[[ Dataset records open ]]

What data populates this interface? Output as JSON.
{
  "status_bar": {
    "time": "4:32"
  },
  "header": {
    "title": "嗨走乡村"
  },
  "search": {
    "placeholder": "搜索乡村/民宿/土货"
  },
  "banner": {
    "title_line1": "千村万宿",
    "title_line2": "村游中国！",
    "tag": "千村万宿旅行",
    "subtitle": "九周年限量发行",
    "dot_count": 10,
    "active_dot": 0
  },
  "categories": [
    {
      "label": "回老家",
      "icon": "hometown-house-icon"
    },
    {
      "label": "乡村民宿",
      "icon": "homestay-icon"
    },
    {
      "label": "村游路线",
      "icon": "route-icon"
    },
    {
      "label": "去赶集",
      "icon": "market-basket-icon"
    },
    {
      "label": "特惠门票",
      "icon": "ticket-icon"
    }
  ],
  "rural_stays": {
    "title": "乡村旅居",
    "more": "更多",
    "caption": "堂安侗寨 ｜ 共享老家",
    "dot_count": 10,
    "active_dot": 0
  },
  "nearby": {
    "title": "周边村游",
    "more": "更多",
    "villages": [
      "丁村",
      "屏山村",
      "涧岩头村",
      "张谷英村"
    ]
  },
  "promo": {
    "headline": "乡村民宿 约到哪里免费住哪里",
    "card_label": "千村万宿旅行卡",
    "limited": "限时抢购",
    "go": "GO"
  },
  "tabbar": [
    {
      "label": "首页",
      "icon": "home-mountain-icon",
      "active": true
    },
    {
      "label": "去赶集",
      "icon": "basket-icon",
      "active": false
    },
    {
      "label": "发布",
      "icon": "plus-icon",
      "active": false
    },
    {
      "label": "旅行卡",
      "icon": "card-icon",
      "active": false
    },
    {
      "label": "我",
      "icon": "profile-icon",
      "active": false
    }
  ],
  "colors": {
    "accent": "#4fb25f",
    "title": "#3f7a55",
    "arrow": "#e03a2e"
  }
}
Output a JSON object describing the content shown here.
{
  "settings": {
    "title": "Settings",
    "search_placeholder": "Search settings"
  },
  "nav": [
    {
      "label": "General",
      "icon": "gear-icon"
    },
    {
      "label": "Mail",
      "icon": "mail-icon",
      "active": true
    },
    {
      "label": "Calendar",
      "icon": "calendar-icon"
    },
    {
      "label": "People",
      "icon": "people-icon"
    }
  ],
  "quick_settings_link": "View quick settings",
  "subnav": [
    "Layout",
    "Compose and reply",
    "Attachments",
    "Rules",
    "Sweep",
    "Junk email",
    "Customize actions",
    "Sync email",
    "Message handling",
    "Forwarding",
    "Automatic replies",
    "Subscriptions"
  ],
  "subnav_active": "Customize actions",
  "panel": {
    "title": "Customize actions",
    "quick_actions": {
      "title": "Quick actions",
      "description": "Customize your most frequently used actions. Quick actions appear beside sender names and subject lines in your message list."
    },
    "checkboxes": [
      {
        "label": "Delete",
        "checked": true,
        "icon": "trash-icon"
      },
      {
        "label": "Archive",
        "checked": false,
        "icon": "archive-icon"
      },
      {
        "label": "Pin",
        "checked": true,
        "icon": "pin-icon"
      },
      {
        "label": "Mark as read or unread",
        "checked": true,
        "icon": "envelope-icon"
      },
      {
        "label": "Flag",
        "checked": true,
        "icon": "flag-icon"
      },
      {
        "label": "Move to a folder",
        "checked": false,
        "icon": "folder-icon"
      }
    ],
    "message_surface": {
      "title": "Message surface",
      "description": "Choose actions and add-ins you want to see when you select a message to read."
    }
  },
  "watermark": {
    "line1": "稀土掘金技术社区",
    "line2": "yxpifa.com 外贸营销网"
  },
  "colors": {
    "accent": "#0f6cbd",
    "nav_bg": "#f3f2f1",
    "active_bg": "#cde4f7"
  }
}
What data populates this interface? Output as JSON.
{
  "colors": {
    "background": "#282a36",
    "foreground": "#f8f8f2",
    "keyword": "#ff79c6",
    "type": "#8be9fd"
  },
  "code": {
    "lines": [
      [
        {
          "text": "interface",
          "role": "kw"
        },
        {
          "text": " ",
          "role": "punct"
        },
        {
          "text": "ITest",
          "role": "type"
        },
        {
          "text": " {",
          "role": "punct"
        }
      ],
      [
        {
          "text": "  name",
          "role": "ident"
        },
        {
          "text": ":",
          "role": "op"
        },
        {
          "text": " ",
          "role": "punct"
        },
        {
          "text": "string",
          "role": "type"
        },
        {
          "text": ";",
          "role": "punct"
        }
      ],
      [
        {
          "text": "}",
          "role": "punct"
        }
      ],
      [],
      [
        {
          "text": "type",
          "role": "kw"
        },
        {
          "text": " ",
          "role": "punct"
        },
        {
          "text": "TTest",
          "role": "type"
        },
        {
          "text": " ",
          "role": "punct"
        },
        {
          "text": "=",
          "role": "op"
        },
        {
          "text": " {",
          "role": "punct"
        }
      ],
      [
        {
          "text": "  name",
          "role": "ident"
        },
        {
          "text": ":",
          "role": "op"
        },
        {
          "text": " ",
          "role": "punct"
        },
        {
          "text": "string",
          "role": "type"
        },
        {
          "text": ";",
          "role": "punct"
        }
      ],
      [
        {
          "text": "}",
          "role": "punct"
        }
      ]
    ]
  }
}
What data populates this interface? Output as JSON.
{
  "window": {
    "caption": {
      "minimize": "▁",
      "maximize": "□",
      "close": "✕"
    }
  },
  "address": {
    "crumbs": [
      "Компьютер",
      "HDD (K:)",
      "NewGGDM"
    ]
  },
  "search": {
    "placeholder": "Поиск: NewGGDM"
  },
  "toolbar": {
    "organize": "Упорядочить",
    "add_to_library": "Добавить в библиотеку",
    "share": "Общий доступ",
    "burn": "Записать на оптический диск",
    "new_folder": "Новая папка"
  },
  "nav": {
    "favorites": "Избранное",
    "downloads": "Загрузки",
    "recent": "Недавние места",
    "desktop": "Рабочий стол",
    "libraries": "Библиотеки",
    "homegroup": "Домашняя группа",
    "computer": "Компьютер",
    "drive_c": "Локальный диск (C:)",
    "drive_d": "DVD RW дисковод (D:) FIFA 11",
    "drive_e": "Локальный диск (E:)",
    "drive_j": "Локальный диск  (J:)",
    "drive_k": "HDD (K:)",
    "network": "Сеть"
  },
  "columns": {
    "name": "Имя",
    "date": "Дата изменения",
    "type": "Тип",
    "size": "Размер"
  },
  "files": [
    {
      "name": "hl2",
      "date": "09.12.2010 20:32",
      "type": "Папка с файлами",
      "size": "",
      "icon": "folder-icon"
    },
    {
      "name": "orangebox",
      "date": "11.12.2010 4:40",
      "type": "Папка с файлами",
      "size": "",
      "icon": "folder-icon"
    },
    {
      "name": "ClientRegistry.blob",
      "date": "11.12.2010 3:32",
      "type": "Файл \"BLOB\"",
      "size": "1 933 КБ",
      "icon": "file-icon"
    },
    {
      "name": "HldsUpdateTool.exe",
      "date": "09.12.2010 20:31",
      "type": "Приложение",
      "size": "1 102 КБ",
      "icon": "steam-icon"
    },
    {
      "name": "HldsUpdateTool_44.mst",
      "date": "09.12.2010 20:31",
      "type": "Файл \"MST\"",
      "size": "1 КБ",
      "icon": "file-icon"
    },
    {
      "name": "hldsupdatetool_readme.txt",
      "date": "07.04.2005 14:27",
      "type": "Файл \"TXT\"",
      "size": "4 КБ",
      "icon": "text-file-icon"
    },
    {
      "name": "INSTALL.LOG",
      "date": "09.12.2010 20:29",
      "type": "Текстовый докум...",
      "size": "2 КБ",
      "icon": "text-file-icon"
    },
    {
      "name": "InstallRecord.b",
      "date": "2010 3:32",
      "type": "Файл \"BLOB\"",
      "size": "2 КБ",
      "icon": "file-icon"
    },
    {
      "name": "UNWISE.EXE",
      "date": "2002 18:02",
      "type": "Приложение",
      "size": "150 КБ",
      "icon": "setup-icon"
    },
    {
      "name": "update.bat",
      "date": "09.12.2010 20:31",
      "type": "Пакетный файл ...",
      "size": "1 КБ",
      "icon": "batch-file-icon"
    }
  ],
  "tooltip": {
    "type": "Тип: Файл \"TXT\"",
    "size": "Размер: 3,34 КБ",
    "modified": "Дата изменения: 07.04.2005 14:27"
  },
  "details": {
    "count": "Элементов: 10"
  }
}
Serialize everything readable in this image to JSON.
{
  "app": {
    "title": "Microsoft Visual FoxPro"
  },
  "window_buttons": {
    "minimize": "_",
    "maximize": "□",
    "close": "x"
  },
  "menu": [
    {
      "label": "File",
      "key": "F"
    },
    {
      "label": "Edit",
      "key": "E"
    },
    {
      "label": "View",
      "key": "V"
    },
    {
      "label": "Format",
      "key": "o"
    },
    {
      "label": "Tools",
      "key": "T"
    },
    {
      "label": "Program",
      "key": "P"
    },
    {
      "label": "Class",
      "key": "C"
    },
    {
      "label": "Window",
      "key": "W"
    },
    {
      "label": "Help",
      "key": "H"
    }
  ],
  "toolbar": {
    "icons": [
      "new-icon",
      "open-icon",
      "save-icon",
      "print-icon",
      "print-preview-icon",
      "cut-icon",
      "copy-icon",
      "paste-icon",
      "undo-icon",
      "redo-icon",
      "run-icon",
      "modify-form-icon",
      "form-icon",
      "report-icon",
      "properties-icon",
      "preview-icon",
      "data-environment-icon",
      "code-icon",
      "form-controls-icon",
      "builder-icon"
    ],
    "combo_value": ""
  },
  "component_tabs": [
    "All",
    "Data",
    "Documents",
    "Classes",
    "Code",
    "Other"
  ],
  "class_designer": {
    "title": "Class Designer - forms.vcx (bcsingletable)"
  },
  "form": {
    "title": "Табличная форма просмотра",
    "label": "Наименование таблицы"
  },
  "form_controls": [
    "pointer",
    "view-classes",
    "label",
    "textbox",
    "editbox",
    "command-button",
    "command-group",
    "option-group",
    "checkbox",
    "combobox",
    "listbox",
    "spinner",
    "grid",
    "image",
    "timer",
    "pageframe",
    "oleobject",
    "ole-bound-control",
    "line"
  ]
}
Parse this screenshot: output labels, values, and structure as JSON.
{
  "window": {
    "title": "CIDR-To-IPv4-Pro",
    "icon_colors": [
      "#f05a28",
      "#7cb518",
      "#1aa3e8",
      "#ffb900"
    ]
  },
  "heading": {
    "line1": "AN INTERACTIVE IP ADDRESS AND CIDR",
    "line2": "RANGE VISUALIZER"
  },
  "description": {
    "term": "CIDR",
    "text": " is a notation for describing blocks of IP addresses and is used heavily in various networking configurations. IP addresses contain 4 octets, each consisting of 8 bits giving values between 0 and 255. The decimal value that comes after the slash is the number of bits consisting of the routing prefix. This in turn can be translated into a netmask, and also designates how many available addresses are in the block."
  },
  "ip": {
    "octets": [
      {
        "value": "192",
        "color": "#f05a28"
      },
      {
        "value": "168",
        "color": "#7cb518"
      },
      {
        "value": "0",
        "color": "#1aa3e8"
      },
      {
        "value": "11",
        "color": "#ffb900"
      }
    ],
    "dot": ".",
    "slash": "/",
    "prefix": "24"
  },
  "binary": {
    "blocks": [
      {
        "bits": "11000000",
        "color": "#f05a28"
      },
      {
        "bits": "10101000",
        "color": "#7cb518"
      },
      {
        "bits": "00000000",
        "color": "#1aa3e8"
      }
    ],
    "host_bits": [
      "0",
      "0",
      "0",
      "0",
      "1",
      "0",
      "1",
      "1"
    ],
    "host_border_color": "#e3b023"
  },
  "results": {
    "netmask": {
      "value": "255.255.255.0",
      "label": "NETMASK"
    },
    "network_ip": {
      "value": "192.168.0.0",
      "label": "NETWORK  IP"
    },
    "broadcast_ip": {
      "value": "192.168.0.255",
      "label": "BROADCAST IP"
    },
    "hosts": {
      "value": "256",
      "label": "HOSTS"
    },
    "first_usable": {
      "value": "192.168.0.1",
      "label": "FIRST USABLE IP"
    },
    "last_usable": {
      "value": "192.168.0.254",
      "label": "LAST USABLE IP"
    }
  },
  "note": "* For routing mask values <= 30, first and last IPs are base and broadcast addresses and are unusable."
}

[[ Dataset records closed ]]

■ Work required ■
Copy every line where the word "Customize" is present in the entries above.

■ Written reply ■
    "Customize actions",
  "subnav_active": "Customize actions",
    "title": "Customize actions",
      "description": "Customize your most frequently used actions. Quick actions appear beside sender names and subject lines in your message list."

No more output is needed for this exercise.